* **TASK INPUTS**
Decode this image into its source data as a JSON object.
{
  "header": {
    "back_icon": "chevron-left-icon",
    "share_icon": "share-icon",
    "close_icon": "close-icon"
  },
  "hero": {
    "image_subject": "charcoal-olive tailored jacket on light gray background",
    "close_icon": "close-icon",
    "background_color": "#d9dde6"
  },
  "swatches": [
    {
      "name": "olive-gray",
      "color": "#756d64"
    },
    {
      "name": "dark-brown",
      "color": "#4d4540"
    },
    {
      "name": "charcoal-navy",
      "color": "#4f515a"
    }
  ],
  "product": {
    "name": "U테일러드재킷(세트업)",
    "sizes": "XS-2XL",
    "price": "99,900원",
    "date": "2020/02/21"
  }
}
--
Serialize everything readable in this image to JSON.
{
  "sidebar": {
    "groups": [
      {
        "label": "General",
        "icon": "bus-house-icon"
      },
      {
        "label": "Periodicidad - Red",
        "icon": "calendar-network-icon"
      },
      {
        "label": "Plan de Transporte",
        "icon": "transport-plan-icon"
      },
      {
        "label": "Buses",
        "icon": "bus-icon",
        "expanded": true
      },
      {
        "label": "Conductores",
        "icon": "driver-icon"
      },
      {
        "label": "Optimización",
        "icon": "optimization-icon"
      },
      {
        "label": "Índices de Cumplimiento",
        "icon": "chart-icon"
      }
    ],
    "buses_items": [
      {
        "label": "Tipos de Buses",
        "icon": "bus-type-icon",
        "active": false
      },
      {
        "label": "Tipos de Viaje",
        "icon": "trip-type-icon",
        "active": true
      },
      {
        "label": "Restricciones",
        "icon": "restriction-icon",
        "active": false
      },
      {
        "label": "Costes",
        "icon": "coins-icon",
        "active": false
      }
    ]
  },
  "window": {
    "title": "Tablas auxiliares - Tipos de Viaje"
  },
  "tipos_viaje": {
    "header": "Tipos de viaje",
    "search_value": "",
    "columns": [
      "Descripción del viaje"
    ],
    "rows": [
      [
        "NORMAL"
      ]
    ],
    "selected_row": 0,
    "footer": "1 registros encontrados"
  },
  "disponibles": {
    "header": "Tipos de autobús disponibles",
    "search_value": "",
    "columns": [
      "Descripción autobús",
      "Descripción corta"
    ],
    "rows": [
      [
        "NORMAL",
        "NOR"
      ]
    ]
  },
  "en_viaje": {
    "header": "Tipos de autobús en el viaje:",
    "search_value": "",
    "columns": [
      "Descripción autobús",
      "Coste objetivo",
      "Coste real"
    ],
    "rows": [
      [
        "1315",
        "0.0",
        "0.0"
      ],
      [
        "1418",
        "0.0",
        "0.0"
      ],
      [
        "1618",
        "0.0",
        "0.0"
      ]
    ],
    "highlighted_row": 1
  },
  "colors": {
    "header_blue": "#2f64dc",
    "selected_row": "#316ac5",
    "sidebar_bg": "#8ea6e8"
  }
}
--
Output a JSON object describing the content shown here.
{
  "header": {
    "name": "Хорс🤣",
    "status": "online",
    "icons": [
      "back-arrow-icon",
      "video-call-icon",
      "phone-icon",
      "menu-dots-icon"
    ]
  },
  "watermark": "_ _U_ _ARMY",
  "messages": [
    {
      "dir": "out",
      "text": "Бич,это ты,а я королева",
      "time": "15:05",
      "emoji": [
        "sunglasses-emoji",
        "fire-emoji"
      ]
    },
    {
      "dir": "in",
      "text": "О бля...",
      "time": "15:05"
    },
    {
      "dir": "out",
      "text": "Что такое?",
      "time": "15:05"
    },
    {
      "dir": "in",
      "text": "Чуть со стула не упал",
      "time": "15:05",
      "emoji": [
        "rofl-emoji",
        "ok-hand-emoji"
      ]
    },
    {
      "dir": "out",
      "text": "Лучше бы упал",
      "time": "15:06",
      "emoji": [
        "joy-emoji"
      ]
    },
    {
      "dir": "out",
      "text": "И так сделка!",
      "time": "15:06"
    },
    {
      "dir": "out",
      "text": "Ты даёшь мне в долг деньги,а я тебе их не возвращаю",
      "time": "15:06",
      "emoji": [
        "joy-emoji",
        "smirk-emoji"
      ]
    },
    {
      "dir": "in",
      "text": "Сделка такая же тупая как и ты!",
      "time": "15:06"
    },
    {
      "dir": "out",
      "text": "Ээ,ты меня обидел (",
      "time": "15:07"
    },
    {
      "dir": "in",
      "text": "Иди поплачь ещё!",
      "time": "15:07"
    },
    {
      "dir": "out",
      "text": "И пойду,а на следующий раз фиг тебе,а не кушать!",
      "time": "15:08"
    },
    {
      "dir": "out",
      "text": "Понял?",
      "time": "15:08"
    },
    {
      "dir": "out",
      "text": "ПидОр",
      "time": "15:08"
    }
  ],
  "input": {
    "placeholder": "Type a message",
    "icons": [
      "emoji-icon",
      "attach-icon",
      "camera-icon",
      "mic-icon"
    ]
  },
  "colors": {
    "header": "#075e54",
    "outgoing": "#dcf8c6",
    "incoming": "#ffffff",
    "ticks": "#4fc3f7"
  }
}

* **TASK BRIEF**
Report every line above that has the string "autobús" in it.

* **TASK ANSWER**
    "header": "Tipos de autobús disponibles",
      "Descripción autobús",
    "header": "Tipos de autobús en el viaje:",
      "Descripción autobús",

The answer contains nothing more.